EXERCISE GOAL: The pictures stay out. Please retype every line below exactly.

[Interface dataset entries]
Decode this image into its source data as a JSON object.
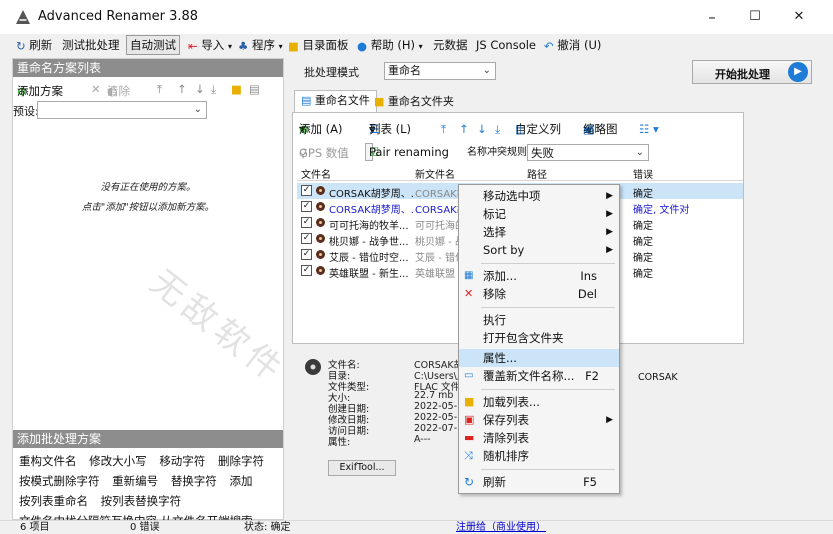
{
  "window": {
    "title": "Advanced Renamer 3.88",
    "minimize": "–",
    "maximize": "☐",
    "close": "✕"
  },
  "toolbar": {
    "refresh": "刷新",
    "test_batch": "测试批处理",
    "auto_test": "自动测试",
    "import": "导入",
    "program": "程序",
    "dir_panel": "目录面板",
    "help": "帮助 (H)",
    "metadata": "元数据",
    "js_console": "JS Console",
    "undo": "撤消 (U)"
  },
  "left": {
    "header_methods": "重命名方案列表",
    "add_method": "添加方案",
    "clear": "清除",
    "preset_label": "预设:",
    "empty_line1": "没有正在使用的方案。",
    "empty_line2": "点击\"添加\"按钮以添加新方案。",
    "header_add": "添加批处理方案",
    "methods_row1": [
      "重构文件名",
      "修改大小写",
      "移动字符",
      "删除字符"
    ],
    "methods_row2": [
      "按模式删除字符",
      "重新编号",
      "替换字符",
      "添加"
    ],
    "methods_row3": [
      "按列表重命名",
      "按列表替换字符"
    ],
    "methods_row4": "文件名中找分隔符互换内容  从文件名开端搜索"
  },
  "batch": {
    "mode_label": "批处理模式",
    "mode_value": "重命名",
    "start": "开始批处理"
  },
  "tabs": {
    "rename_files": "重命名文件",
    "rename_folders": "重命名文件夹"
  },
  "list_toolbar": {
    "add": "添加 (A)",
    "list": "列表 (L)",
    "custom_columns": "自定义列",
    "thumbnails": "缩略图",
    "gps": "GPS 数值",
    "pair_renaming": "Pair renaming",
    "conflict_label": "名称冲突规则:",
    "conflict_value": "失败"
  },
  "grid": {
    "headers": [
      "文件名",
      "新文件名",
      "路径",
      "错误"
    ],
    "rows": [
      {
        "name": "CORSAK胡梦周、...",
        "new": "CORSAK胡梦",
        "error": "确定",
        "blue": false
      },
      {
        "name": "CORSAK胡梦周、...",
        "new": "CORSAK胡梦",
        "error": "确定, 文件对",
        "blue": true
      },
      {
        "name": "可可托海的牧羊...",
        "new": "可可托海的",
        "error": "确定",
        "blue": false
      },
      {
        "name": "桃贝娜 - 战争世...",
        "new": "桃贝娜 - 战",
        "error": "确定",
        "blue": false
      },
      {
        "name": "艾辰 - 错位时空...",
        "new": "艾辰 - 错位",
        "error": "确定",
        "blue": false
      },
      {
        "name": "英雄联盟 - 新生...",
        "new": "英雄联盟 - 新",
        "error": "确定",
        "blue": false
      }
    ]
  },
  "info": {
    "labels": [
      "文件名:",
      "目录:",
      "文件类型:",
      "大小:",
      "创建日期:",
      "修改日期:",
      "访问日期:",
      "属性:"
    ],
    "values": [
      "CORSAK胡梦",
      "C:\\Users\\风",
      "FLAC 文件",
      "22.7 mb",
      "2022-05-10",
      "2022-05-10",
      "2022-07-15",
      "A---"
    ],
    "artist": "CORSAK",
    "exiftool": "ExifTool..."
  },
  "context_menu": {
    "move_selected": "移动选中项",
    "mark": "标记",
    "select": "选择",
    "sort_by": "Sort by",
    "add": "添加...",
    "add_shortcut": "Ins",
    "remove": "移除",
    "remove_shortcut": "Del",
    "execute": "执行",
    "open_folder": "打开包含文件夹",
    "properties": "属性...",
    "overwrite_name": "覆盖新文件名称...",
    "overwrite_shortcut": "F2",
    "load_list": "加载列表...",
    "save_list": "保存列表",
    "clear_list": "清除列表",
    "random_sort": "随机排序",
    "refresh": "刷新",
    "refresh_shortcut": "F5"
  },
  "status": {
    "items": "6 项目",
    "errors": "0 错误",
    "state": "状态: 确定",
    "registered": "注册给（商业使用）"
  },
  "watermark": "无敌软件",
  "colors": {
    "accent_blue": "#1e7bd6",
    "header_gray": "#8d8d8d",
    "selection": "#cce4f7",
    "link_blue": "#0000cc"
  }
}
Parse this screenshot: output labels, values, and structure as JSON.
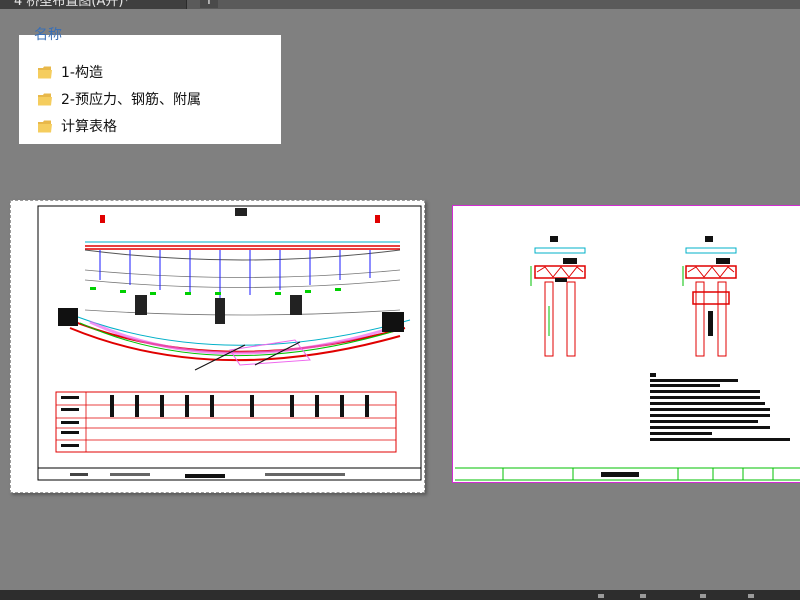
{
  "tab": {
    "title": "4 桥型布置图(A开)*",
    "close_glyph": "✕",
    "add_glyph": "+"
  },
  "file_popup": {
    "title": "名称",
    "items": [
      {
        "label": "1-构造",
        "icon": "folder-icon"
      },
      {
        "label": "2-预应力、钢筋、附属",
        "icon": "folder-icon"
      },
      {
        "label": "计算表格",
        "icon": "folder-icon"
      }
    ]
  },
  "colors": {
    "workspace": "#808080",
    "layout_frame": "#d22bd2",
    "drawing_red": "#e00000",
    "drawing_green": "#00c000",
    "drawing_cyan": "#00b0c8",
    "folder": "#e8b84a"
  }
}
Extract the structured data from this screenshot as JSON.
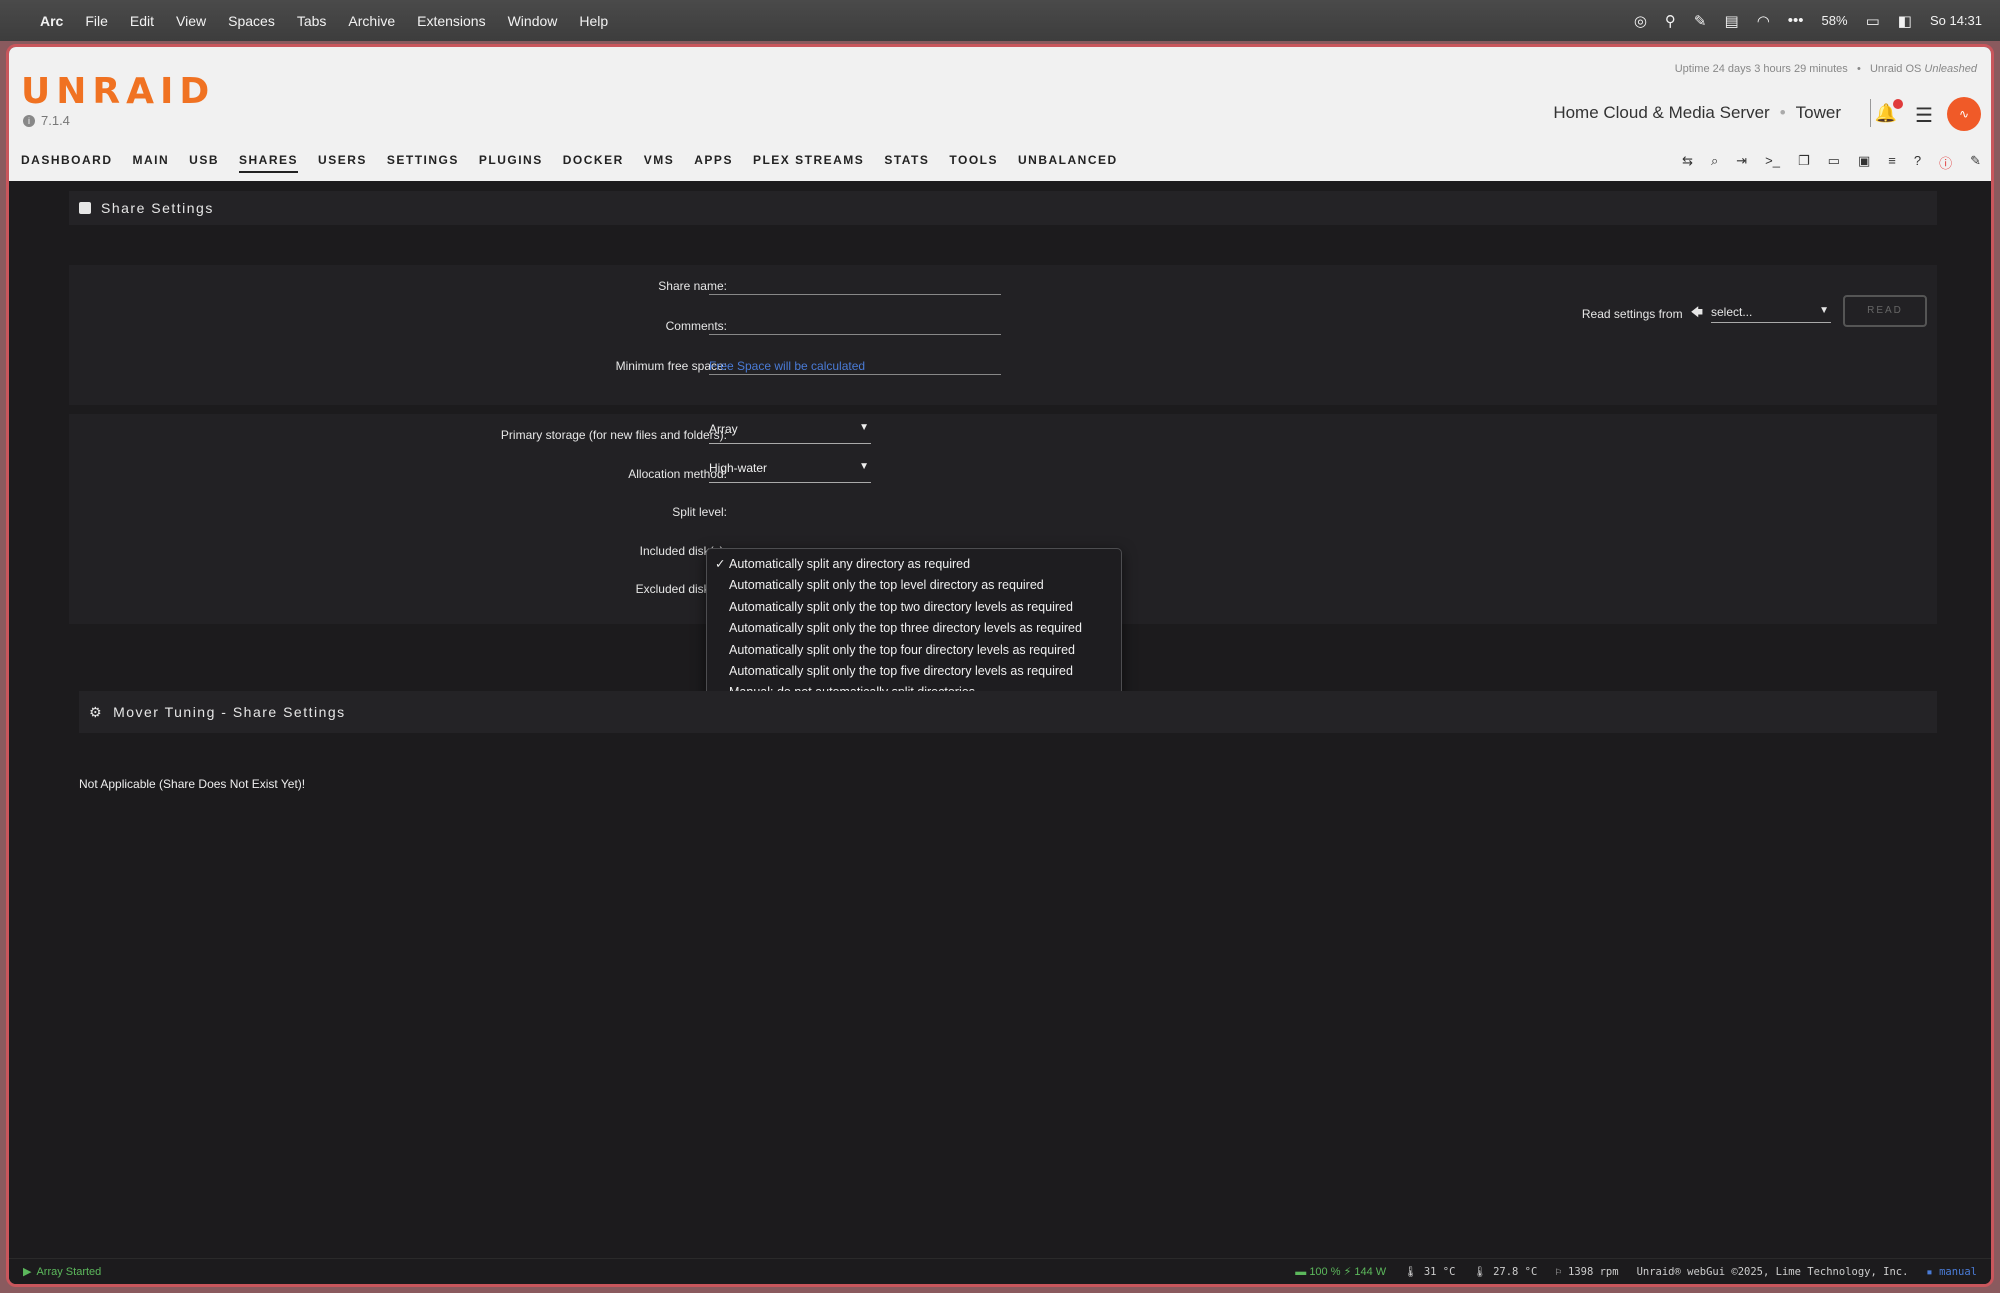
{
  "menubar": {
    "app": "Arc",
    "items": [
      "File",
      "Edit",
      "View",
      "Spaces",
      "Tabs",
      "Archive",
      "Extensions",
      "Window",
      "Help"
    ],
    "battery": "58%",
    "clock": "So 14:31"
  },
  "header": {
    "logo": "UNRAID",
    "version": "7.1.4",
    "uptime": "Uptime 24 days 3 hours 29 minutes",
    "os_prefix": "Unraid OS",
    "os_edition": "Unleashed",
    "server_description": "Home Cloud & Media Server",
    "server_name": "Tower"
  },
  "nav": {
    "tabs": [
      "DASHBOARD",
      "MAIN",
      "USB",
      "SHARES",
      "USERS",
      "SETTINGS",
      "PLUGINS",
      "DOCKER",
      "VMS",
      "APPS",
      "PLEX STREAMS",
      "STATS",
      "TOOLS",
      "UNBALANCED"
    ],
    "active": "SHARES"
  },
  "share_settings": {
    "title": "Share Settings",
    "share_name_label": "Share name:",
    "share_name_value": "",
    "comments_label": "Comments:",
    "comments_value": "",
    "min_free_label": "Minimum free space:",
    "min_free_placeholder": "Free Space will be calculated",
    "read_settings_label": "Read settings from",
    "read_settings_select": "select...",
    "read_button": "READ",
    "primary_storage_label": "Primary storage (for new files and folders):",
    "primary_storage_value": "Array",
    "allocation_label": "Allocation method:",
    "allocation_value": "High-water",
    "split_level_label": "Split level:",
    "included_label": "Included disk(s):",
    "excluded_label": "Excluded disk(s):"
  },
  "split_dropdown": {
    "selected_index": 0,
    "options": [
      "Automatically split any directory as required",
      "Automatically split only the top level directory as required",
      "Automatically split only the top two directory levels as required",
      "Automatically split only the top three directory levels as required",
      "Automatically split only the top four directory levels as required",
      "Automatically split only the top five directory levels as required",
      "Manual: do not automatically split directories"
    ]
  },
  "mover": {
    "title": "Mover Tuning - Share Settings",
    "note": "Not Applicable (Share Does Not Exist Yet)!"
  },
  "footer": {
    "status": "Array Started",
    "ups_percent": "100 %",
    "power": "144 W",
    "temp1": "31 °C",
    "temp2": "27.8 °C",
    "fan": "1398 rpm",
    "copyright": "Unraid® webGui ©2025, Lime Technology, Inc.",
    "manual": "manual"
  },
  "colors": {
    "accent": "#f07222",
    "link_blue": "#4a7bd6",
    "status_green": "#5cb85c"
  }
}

TASK ANSWER:
Decode this image into its source data as a JSON object.
{
  "window": {
    "title": "Advanced Renamer 3.88",
    "minimize": "–",
    "maximize": "☐",
    "close": "✕"
  },
  "toolbar": {
    "refresh": "刷新",
    "test_batch": "测试批处理",
    "auto_test": "自动测试",
    "import": "导入",
    "program": "程序",
    "dir_panel": "目录面板",
    "help": "帮助 (H)",
    "metadata": "元数据",
    "js_console": "JS Console",
    "undo": "撤消 (U)"
  },
  "left": {
    "header_methods": "重命名方案列表",
    "add_method": "添加方案",
    "clear": "清除",
    "preset_label": "预设:",
    "empty_line1": "没有正在使用的方案。",
    "empty_line2": "点击\"添加\"按钮以添加新方案。",
    "header_add": "添加批处理方案",
    "methods_row1": [
      "重构文件名",
      "修改大小写",
      "移动字符",
      "删除字符"
    ],
    "methods_row2": [
      "按模式删除字符",
      "重新编号",
      "替换字符",
      "添加"
    ],
    "methods_row3": [
      "按列表重命名",
      "按列表替换字符"
    ],
    "methods_row4": "文件名中找分隔符互换内容  从文件名开端搜索"
  },
  "batch": {
    "mode_label": "批处理模式",
    "mode_value": "重命名",
    "start": "开始批处理"
  },
  "tabs": {
    "rename_files": "重命名文件",
    "rename_folders": "重命名文件夹"
  },
  "list_toolbar": {
    "add": "添加 (A)",
    "list": "列表 (L)",
    "custom_columns": "自定义列",
    "thumbnails": "缩略图",
    "gps": "GPS 数值",
    "pair_renaming": "Pair renaming",
    "conflict_label": "名称冲突规则:",
    "conflict_value": "失败"
  },
  "grid": {
    "headers": [
      "文件名",
      "新文件名",
      "路径",
      "错误"
    ],
    "rows": [
      {
        "name": "CORSAK胡梦周、...",
        "new": "CORSAK胡梦",
        "error": "确定",
        "blue": false
      },
      {
        "name": "CORSAK胡梦周、...",
        "new": "CORSAK胡梦",
        "error": "确定, 文件对",
        "blue": true
      },
      {
        "name": "可可托海的牧羊...",
        "new": "可可托海的",
        "error": "确定",
        "blue": false
      },
      {
        "name": "桃贝娜 - 战争世...",
        "new": "桃贝娜 - 战",
        "error": "确定",
        "blue": false
      },
      {
        "name": "艾辰 - 错位时空...",
        "new": "艾辰 - 错位",
        "error": "确定",
        "blue": false
      },
      {
        "name": "英雄联盟 - 新生...",
        "new": "英雄联盟 - 新",
        "error": "确定",
        "blue": false
      }
    ]
  },
  "info": {
    "labels": [
      "文件名:",
      "目录:",
      "文件类型:",
      "大小:",
      "创建日期:",
      "修改日期:",
      "访问日期:",
      "属性:"
    ],
    "values": [
      "CORSAK胡梦",
      "C:\\Users\\风",
      "FLAC 文件",
      "22.7 mb",
      "2022-05-10",
      "2022-05-10",
      "2022-07-15",
      "A---"
    ],
    "artist": "CORSAK",
    "exiftool": "ExifTool..."
  },
  "context_menu": {
    "move_selected": "移动选中项",
    "mark": "标记",
    "select": "选择",
    "sort_by": "Sort by",
    "add": "添加...",
    "add_shortcut": "Ins",
    "remove": "移除",
    "remove_shortcut": "Del",
    "execute": "执行",
    "open_folder": "打开包含文件夹",
    "properties": "属性...",
    "overwrite_name": "覆盖新文件名称...",
    "overwrite_shortcut": "F2",
    "load_list": "加载列表...",
    "save_list": "保存列表",
    "clear_list": "清除列表",
    "random_sort": "随机排序",
    "refresh": "刷新",
    "refresh_shortcut": "F5"
  },
  "status": {
    "items": "6 项目",
    "errors": "0 错误",
    "state": "状态: 确定",
    "registered": "注册给（商业使用）"
  },
  "watermark": "无敌软件",
  "colors": {
    "accent_blue": "#1e7bd6",
    "header_gray": "#8d8d8d",
    "selection": "#cce4f7",
    "link_blue": "#0000cc"
  }
}
Parse this screenshot: output labels, values, and structure as JSON.
{
  "tab": {
    "title": "4 桥型布置图(A开)*",
    "close_glyph": "✕",
    "add_glyph": "+"
  },
  "file_popup": {
    "title": "名称",
    "items": [
      {
        "label": "1-构造",
        "icon": "folder-icon"
      },
      {
        "label": "2-预应力、钢筋、附属",
        "icon": "folder-icon"
      },
      {
        "label": "计算表格",
        "icon": "folder-icon"
      }
    ]
  },
  "colors": {
    "workspace": "#808080",
    "layout_frame": "#d22bd2",
    "drawing_red": "#e00000",
    "drawing_green": "#00c000",
    "drawing_cyan": "#00b0c8",
    "folder": "#e8b84a"
  }
}
Extract the structured data from this screenshot as JSON.
{
  "menubar": {
    "app": "Arc",
    "items": [
      "File",
      "Edit",
      "View",
      "Spaces",
      "Tabs",
      "Archive",
      "Extensions",
      "Window",
      "Help"
    ],
    "battery": "58%",
    "clock": "So 14:31"
  },
  "header": {
    "logo": "UNRAID",
    "version": "7.1.4",
    "uptime": "Uptime 24 days 3 hours 29 minutes",
    "os_prefix": "Unraid OS",
    "os_edition": "Unleashed",
    "server_description": "Home Cloud & Media Server",
    "server_name": "Tower"
  },
  "nav": {
    "tabs": [
      "DASHBOARD",
      "MAIN",
      "USB",
      "SHARES",
      "USERS",
      "SETTINGS",
      "PLUGINS",
      "DOCKER",
      "VMS",
      "APPS",
      "PLEX STREAMS",
      "STATS",
      "TOOLS",
      "UNBALANCED"
    ],
    "active": "SHARES"
  },
  "share_settings": {
    "title": "Share Settings",
    "share_name_label": "Share name:",
    "share_name_value": "",
    "comments_label": "Comments:",
    "comments_value": "",
    "min_free_label": "Minimum free space:",
    "min_free_placeholder": "Free Space will be calculated",
    "read_settings_label": "Read settings from",
    "read_settings_select": "select...",
    "read_button": "READ",
    "primary_storage_label": "Primary storage (for new files and folders):",
    "primary_storage_value": "Array",
    "allocation_label": "Allocation method:",
    "allocation_value": "High-water",
    "split_level_label": "Split level:",
    "included_label": "Included disk(s):",
    "excluded_label": "Excluded disk(s):"
  },
  "split_dropdown": {
    "selected_index": 0,
    "options": [
      "Automatically split any directory as required",
      "Automatically split only the top level directory as required",
      "Automatically split only the top two directory levels as required",
      "Automatically split only the top three directory levels as required",
      "Automatically split only the top four directory levels as required",
      "Automatically split only the top five directory levels as required",
      "Manual: do not automatically split directories"
    ]
  },
  "mover": {
    "title": "Mover Tuning - Share Settings",
    "note": "Not Applicable (Share Does Not Exist Yet)!"
  },
  "footer": {
    "status": "Array Started",
    "ups_percent": "100 %",
    "power": "144 W",
    "temp1": "31 °C",
    "temp2": "27.8 °C",
    "fan": "1398 rpm",
    "copyright": "Unraid® webGui ©2025, Lime Technology, Inc.",
    "manual": "manual"
  },
  "colors": {
    "accent": "#f07222",
    "link_blue": "#4a7bd6",
    "status_green": "#5cb85c"
  }
}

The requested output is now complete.